National report — The recession is reminding dermatologists about the importance of excellent service, savvy marketing and a personal touch, experts say. They share these lessons:

  • Market internally. Howard Murad, M.D., an El Segundo, Calif., private practitioner, says that early this year, his three-physician practice held an open house, which drew about 80 attendees, including local physicians. Six new patients booked procedures.
  • Embrace the Web. Many dermatologists have not yet grasped the importance of Web site development and search engine optimization (SEO), says Andrew Eriksen, executive director, Physician Practice Specialists.

"Any practice spending more on Yellow Pages ads than SEO or Web development is going down the wrong path," he says.

  • Meet and greet. "Before you throw money at high-priced advertising," says Mark Cheiken, D.O., a Palm Coast, Fla., private practitioner, "get out there in the community.

"I've always found that the best return comes from meeting people personally."
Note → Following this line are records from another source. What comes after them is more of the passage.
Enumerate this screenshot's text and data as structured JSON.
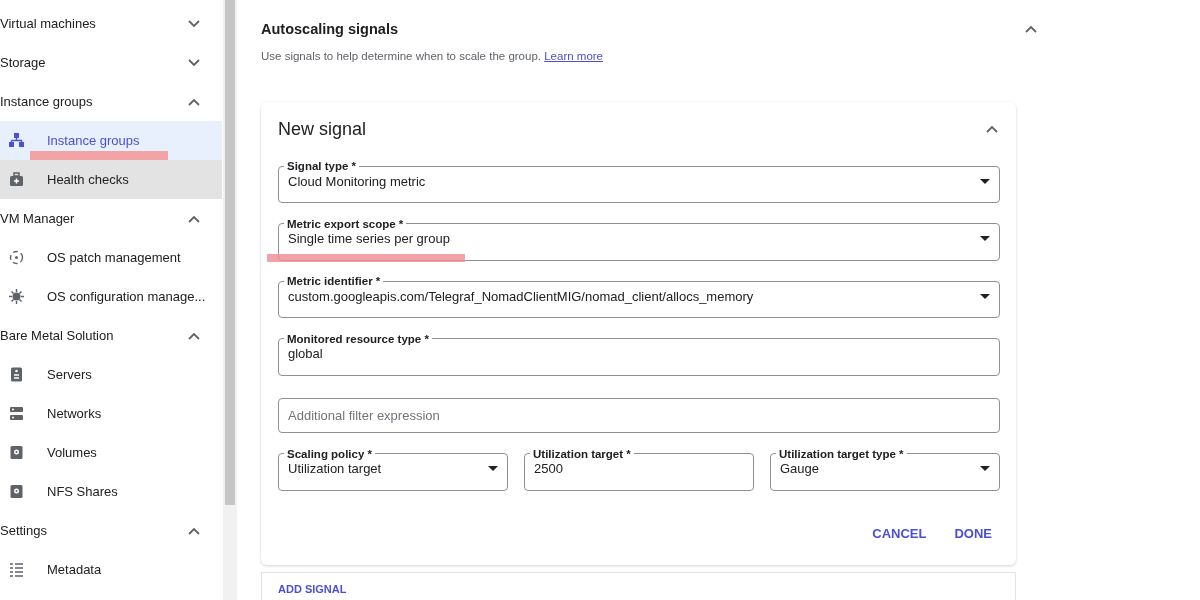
{
  "sidebar": {
    "sections": [
      {
        "title": "Virtual machines",
        "expanded": false
      },
      {
        "title": "Storage",
        "expanded": false
      },
      {
        "title": "Instance groups",
        "expanded": true,
        "items": [
          {
            "label": "Instance groups",
            "kind": "groups",
            "selected": true,
            "hovered": false,
            "annotated": true
          },
          {
            "label": "Health checks",
            "kind": "health",
            "selected": false,
            "hovered": true,
            "annotated": false
          }
        ]
      },
      {
        "title": "VM Manager",
        "expanded": true,
        "items": [
          {
            "label": "OS patch management",
            "kind": "patch",
            "selected": false,
            "hovered": false,
            "annotated": false
          },
          {
            "label": "OS configuration manage...",
            "kind": "config",
            "selected": false,
            "hovered": false,
            "annotated": false
          }
        ]
      },
      {
        "title": "Bare Metal Solution",
        "expanded": true,
        "items": [
          {
            "label": "Servers",
            "kind": "server",
            "selected": false,
            "hovered": false,
            "annotated": false
          },
          {
            "label": "Networks",
            "kind": "network",
            "selected": false,
            "hovered": false,
            "annotated": false
          },
          {
            "label": "Volumes",
            "kind": "volume",
            "selected": false,
            "hovered": false,
            "annotated": false
          },
          {
            "label": "NFS Shares",
            "kind": "volume",
            "selected": false,
            "hovered": false,
            "annotated": false
          }
        ]
      },
      {
        "title": "Settings",
        "expanded": true,
        "items": [
          {
            "label": "Metadata",
            "kind": "list",
            "selected": false,
            "hovered": false,
            "annotated": false
          }
        ]
      }
    ]
  },
  "section": {
    "title": "Autoscaling signals",
    "expanded": true,
    "description": "Use signals to help determine when to scale the group.",
    "link": "Learn more",
    "card": {
      "title": "New signal",
      "expanded": true,
      "fields": [
        {
          "kind": "select",
          "label": "Signal type *",
          "value": "Cloud Monitoring metric",
          "annotated": false
        },
        {
          "kind": "select",
          "label": "Metric export scope *",
          "value": "Single time series per group",
          "annotated": true
        },
        {
          "kind": "select",
          "label": "Metric identifier *",
          "value": "custom.googleapis.com/Telegraf_NomadClientMIG/nomad_client/allocs_memory",
          "annotated": false
        },
        {
          "kind": "text",
          "label": "Monitored resource type *",
          "value": "global",
          "annotated": false
        },
        {
          "kind": "text",
          "placeholder": "Additional filter expression",
          "annotated": false
        }
      ],
      "row_fields": [
        {
          "kind": "select",
          "label": "Scaling policy *",
          "value": "Utilization target",
          "annotated": false
        },
        {
          "kind": "text",
          "label": "Utilization target *",
          "value": "2500",
          "annotated": false
        },
        {
          "kind": "select",
          "label": "Utilization target type *",
          "value": "Gauge",
          "annotated": false
        }
      ],
      "buttons": [
        "CANCEL",
        "DONE"
      ]
    },
    "add_button": "ADD SIGNAL"
  }
}
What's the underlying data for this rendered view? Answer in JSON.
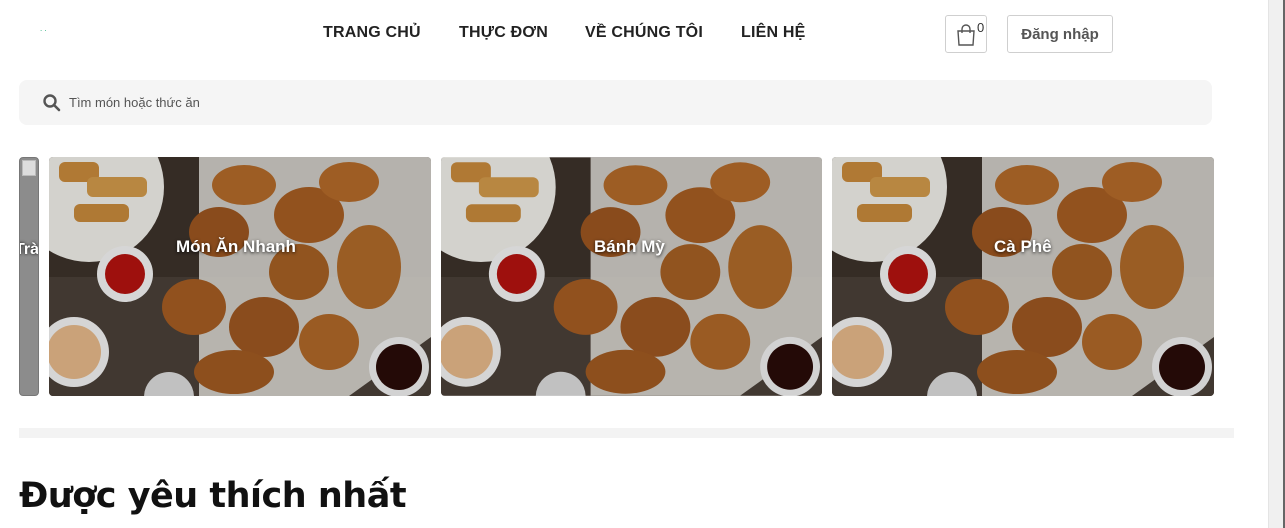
{
  "logo": {
    "text": ".."
  },
  "nav": {
    "items": [
      {
        "label": "TRANG CHỦ"
      },
      {
        "label": "THỰC ĐƠN"
      },
      {
        "label": "VỀ CHÚNG TÔI"
      },
      {
        "label": "LIÊN HỆ"
      }
    ]
  },
  "header": {
    "cart_icon": "shopping-bag-icon",
    "cart_count": "0",
    "login_label": "Đăng nhập"
  },
  "search": {
    "icon": "search-icon",
    "placeholder": "Tìm món hoặc thức ăn",
    "value": ""
  },
  "categories": [
    {
      "label": "Trà Sữa",
      "image": "broken-image-icon"
    },
    {
      "label": "Món Ăn Nhanh",
      "image": "fried-chicken-photo"
    },
    {
      "label": "Bánh Mỳ",
      "image": "fried-chicken-photo"
    },
    {
      "label": "Cà Phê",
      "image": "fried-chicken-photo"
    }
  ],
  "sections": {
    "favorites_title": "Được yêu thích nhất"
  },
  "colors": {
    "text_dark": "#222222",
    "search_bg": "#f5f5f5",
    "card_overlay_text": "#ffffff"
  }
}
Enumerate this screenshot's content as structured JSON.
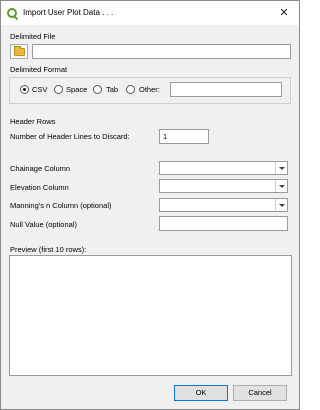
{
  "window": {
    "title": "Import User Plot Data . . .",
    "close_glyph": "✕",
    "app_icon": "qgis-icon"
  },
  "delimited_file": {
    "section_label": "Delimited File",
    "path_value": "",
    "browse_icon": "folder-icon"
  },
  "delimited_format": {
    "section_label": "Delimited Format",
    "options": [
      {
        "label": "CSV",
        "checked": true
      },
      {
        "label": "Space",
        "checked": false
      },
      {
        "label": "Tab",
        "checked": false
      },
      {
        "label": "Other:",
        "checked": false
      }
    ],
    "other_value": ""
  },
  "header_rows": {
    "section_label": "Header Rows",
    "discard_label": "Number of Header Lines to Discard:",
    "discard_value": "1"
  },
  "columns": {
    "chainage_label": "Chainage Column",
    "chainage_value": "",
    "elevation_label": "Elevation Column",
    "elevation_value": "",
    "mannings_label": "Manning's n Column (optional)",
    "mannings_value": "",
    "null_label": "Null Value (optional)",
    "null_value": ""
  },
  "preview": {
    "label": "Preview (first 10 rows):"
  },
  "buttons": {
    "ok": "OK",
    "cancel": "Cancel"
  }
}
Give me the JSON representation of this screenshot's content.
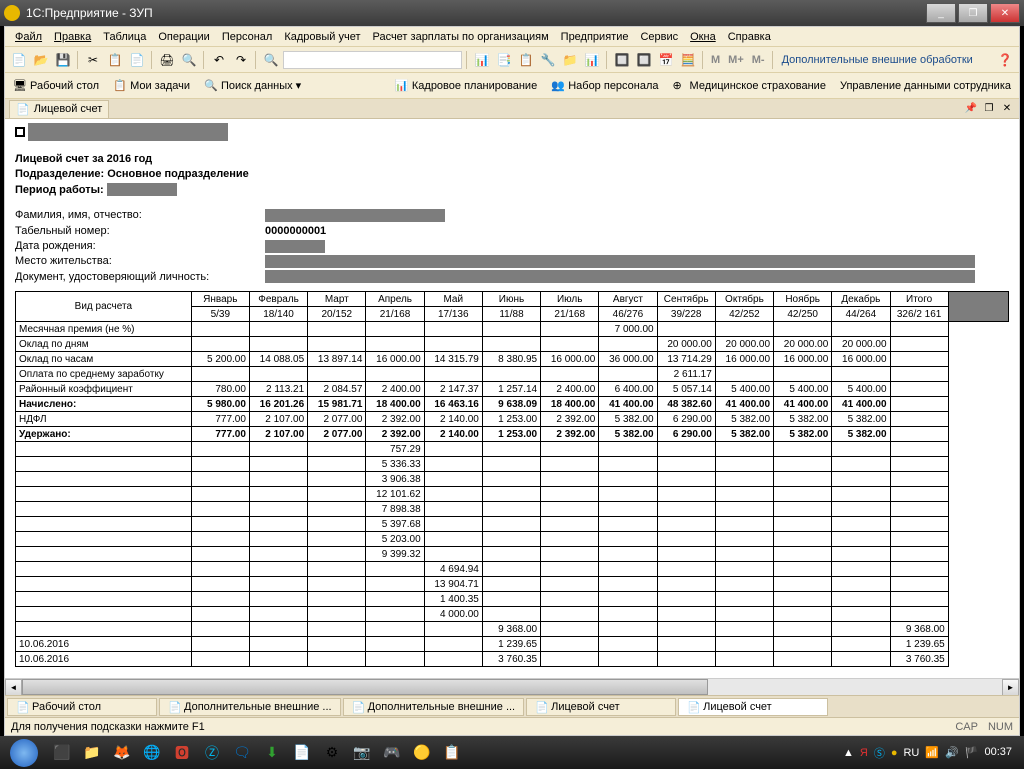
{
  "window": {
    "title": "1С:Предприятие - ЗУП"
  },
  "menu": [
    "Файл",
    "Правка",
    "Таблица",
    "Операции",
    "Персонал",
    "Кадровый учет",
    "Расчет зарплаты по организациям",
    "Предприятие",
    "Сервис",
    "Окна",
    "Справка"
  ],
  "toolbar": {
    "m_labels": [
      "М",
      "М+",
      "М-"
    ],
    "extra_link": "Дополнительные внешние обработки"
  },
  "nav": {
    "desktop": "Рабочий стол",
    "tasks": "Мои задачи",
    "search": "Поиск данных",
    "planning": "Кадровое планирование",
    "recruit": "Набор персонала",
    "medical": "Медицинское страхование",
    "employee_data": "Управление данными сотрудника"
  },
  "tab": {
    "title": "Лицевой счет"
  },
  "doc": {
    "title1": "Лицевой счет за 2016 год",
    "title2": "Подразделение: Основное подразделение",
    "title3_label": "Период работы:",
    "fio_label": "Фамилия, имя, отчество:",
    "tabnum_label": "Табельный номер:",
    "tabnum_value": "0000000001",
    "birth_label": "Дата рождения:",
    "address_label": "Место жительства:",
    "docid_label": "Документ, удостоверяющий личность:"
  },
  "table": {
    "col_type": "Вид расчета",
    "months": [
      {
        "name": "Январь",
        "sub": "5/39"
      },
      {
        "name": "Февраль",
        "sub": "18/140"
      },
      {
        "name": "Март",
        "sub": "20/152"
      },
      {
        "name": "Апрель",
        "sub": "21/168"
      },
      {
        "name": "Май",
        "sub": "17/136"
      },
      {
        "name": "Июнь",
        "sub": "11/88"
      },
      {
        "name": "Июль",
        "sub": "21/168"
      },
      {
        "name": "Август",
        "sub": "46/276"
      },
      {
        "name": "Сентябрь",
        "sub": "39/228"
      },
      {
        "name": "Октябрь",
        "sub": "42/252"
      },
      {
        "name": "Ноябрь",
        "sub": "42/250"
      },
      {
        "name": "Декабрь",
        "sub": "44/264"
      }
    ],
    "total": {
      "name": "Итого",
      "sub": "326/2 161"
    },
    "rows": [
      {
        "label": "Месячная премия (не %)",
        "vals": [
          "",
          "",
          "",
          "",
          "",
          "",
          "",
          "7 000.00",
          "",
          "",
          "",
          ""
        ]
      },
      {
        "label": "Оклад по дням",
        "vals": [
          "",
          "",
          "",
          "",
          "",
          "",
          "",
          "",
          "20 000.00",
          "20 000.00",
          "20 000.00",
          "20 000.00"
        ]
      },
      {
        "label": "Оклад по часам",
        "vals": [
          "5 200.00",
          "14 088.05",
          "13 897.14",
          "16 000.00",
          "14 315.79",
          "8 380.95",
          "16 000.00",
          "36 000.00",
          "13 714.29",
          "16 000.00",
          "16 000.00",
          "16 000.00"
        ]
      },
      {
        "label": "Оплата по среднему заработку",
        "vals": [
          "",
          "",
          "",
          "",
          "",
          "",
          "",
          "",
          "2 611.17",
          "",
          "",
          ""
        ]
      },
      {
        "label": "Районный коэффициент",
        "vals": [
          "780.00",
          "2 113.21",
          "2 084.57",
          "2 400.00",
          "2 147.37",
          "1 257.14",
          "2 400.00",
          "6 400.00",
          "5 057.14",
          "5 400.00",
          "5 400.00",
          "5 400.00"
        ]
      },
      {
        "label": "Начислено:",
        "bold": true,
        "vals": [
          "5 980.00",
          "16 201.26",
          "15 981.71",
          "18 400.00",
          "16 463.16",
          "9 638.09",
          "18 400.00",
          "41 400.00",
          "48 382.60",
          "41 400.00",
          "41 400.00",
          "41 400.00"
        ]
      },
      {
        "label": "НДФЛ",
        "vals": [
          "777.00",
          "2 107.00",
          "2 077.00",
          "2 392.00",
          "2 140.00",
          "1 253.00",
          "2 392.00",
          "5 382.00",
          "6 290.00",
          "5 382.00",
          "5 382.00",
          "5 382.00"
        ]
      },
      {
        "label": "Удержано:",
        "bold": true,
        "vals": [
          "777.00",
          "2 107.00",
          "2 077.00",
          "2 392.00",
          "2 140.00",
          "1 253.00",
          "2 392.00",
          "5 382.00",
          "6 290.00",
          "5 382.00",
          "5 382.00",
          "5 382.00"
        ]
      },
      {
        "label": "",
        "vals": [
          "",
          "",
          "",
          "757.29",
          "",
          "",
          "",
          "",
          "",
          "",
          "",
          ""
        ]
      },
      {
        "label": "",
        "vals": [
          "",
          "",
          "",
          "5 336.33",
          "",
          "",
          "",
          "",
          "",
          "",
          "",
          ""
        ]
      },
      {
        "label": "",
        "vals": [
          "",
          "",
          "",
          "3 906.38",
          "",
          "",
          "",
          "",
          "",
          "",
          "",
          ""
        ]
      },
      {
        "label": "",
        "vals": [
          "",
          "",
          "",
          "12 101.62",
          "",
          "",
          "",
          "",
          "",
          "",
          "",
          ""
        ]
      },
      {
        "label": "",
        "vals": [
          "",
          "",
          "",
          "7 898.38",
          "",
          "",
          "",
          "",
          "",
          "",
          "",
          ""
        ]
      },
      {
        "label": "",
        "vals": [
          "",
          "",
          "",
          "5 397.68",
          "",
          "",
          "",
          "",
          "",
          "",
          "",
          ""
        ]
      },
      {
        "label": "",
        "vals": [
          "",
          "",
          "",
          "5 203.00",
          "",
          "",
          "",
          "",
          "",
          "",
          "",
          ""
        ]
      },
      {
        "label": "",
        "vals": [
          "",
          "",
          "",
          "9 399.32",
          "",
          "",
          "",
          "",
          "",
          "",
          "",
          ""
        ]
      },
      {
        "label": "",
        "vals": [
          "",
          "",
          "",
          "",
          "4 694.94",
          "",
          "",
          "",
          "",
          "",
          "",
          ""
        ]
      },
      {
        "label": "",
        "vals": [
          "",
          "",
          "",
          "",
          "13 904.71",
          "",
          "",
          "",
          "",
          "",
          "",
          ""
        ]
      },
      {
        "label": "",
        "vals": [
          "",
          "",
          "",
          "",
          "1 400.35",
          "",
          "",
          "",
          "",
          "",
          "",
          ""
        ]
      },
      {
        "label": "",
        "vals": [
          "",
          "",
          "",
          "",
          "4 000.00",
          "",
          "",
          "",
          "",
          "",
          "",
          ""
        ]
      },
      {
        "label": "",
        "vals": [
          "",
          "",
          "",
          "",
          "",
          "9 368.00",
          "",
          "",
          "",
          "",
          "",
          ""
        ],
        "total": "9 368.00"
      },
      {
        "label": "10.06.2016",
        "vals": [
          "",
          "",
          "",
          "",
          "",
          "1 239.65",
          "",
          "",
          "",
          "",
          "",
          ""
        ],
        "total": "1 239.65"
      },
      {
        "label": "10.06.2016",
        "vals": [
          "",
          "",
          "",
          "",
          "",
          "3 760.35",
          "",
          "",
          "",
          "",
          "",
          ""
        ],
        "total": "3 760.35"
      }
    ]
  },
  "bottom_tabs": [
    "Рабочий стол",
    "Дополнительные внешние ...",
    "Дополнительные внешние ...",
    "Лицевой счет",
    "Лицевой счет"
  ],
  "status": {
    "help": "Для получения подсказки нажмите F1",
    "cap": "CAP",
    "num": "NUM"
  },
  "taskbar": {
    "lang": "RU",
    "time": "00:37"
  }
}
  • Forge a bond. "You've got to be good with your patients. To keep those patients from going to other dermatologists and/or primary care physicians, you must establish that bond," says Stephen D'Addario, M.D., a Dublin, Ohio, private practitioner.
  • Prioritize customer service. "No one should ever call into a doctor's office and get a busy signal," Mr. Eriksen says.
  • Create convenience. Offer evening and Saturday hours, experts say, and track key access indicators.
  • Shop around. Dr. D'Addario says switching suppliers of incidentals such as gauze and sutures has saved his practice 5 percent to 25 percent, without compromising quality.

Using confocal imaging (or reflectance confocal microscopy, RCM), the VivaScope (Lucid) is proving to be a useful tool in the differentiation and diagnosis of cutaneous lesions.

Because dog-ears behave predictably, physicians can use a structured algorithm to prevent, minimize and repair them when necessary, the algorithm's developer says.

When treating patients with undiagnosed eating disorders, early recognition of dermatologic signs improves prognosis and helps dermatologists avoid æsthetic treatments intended to address such patients' unrealistic perceptions, according to an expert.

While common allergens cause most contact dermatitis in women, finding the sources of these allergens often demands detective work, an expert says.

Some time ago, I wrote an editorial in this magazine describing my early experience with the use of an electronic medical record. In the article, I indicated that this technology was a valuable addition to the medical office, but there was a fairly steep learning curve and some difficulties in creating a coherent and understandable document. After three years of using an EMR, much of what I said before remains valid.